We’ll be talking about class a bit during these pieces, because it is still alive and thriving, despite what you may have been told. Rumours of its demise started by John Major, turned out to be greatly exaggerated. I know that as an educated person, albeit working class, I can be guilty of it myself. A snicker when I see someone wearing a cheap leopard print onesie on their way to the school run or the supermarket. A snide sideways glance when someone buys 40 fags and the Sun “news”paper.” So, let’s use those magic glasses of empathy again….

What I wear is nobody’s business but mine. I’m decent, comfortable and clean. The pattern is the one is all my favourite shops, and the fashionistas wear it too. My friends like it on me. Cheap and cheerful? Well, that’s me, and there’s nothing wrong with that. I’m only going 2 miles in the car, or I’m picking up a pack of bog roll and some dog food. It’s not the sodding Oscars, is it? No, I like to be myself, I like to be like my friends too sometimes. We talk about the soaps and what’s in the papers, so I keep up with it. I have a brain in my head too, and I use it. I sing my little boy to sleep each night after giving him and my fella a nice tea, and I read him a story too. I’m a good mum, a good partner, and a good friend. End of.

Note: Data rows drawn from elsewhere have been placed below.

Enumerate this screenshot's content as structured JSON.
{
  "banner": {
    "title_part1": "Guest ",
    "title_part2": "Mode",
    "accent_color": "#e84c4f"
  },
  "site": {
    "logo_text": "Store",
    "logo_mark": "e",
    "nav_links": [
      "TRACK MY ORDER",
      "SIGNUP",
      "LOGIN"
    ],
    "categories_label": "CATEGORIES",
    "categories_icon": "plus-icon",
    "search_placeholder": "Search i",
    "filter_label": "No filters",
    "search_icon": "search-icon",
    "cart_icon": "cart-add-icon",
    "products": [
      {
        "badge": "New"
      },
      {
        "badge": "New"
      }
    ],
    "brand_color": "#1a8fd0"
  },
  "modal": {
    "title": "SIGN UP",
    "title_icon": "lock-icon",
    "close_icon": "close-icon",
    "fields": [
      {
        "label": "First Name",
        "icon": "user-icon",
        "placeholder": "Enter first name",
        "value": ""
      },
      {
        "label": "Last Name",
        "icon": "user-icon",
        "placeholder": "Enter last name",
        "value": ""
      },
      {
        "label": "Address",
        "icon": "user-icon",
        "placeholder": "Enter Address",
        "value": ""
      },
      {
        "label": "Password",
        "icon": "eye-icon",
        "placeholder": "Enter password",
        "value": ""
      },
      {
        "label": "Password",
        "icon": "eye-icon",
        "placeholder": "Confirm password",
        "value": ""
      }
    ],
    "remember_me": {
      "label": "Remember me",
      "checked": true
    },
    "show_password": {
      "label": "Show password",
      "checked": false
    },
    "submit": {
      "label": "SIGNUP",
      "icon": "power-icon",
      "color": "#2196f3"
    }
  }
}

Yes. Quite right. We are so daft to separate ourselves and judge one another by external things, by the things that bind us to our groups. None of that is the sum total of us. Besides which, I virtually live in pyjamas and leggings, so I can’t talk. When did we stop saying “salt of the earth” and start saying “scum of the earth”? And wasn’t that down to those very same “news”papers? I would do well to remember that scum is exactly the position Paul says Christians need to hold in society as true apostles. Looking down our noses is for Pharisees (and we all have one of those peering out of our souls, I’m sure!).

“We work hard with our own hands. When we are cursed, we bless; when we are persecuted, we endure it; when we are slandered, we answer kindly. We have become the scum of the earth, the garbage of the world – right up to this moment.” 1 Corinthians 4: 12-13 NIV

text © Keren Dibbens-Wyatt 2017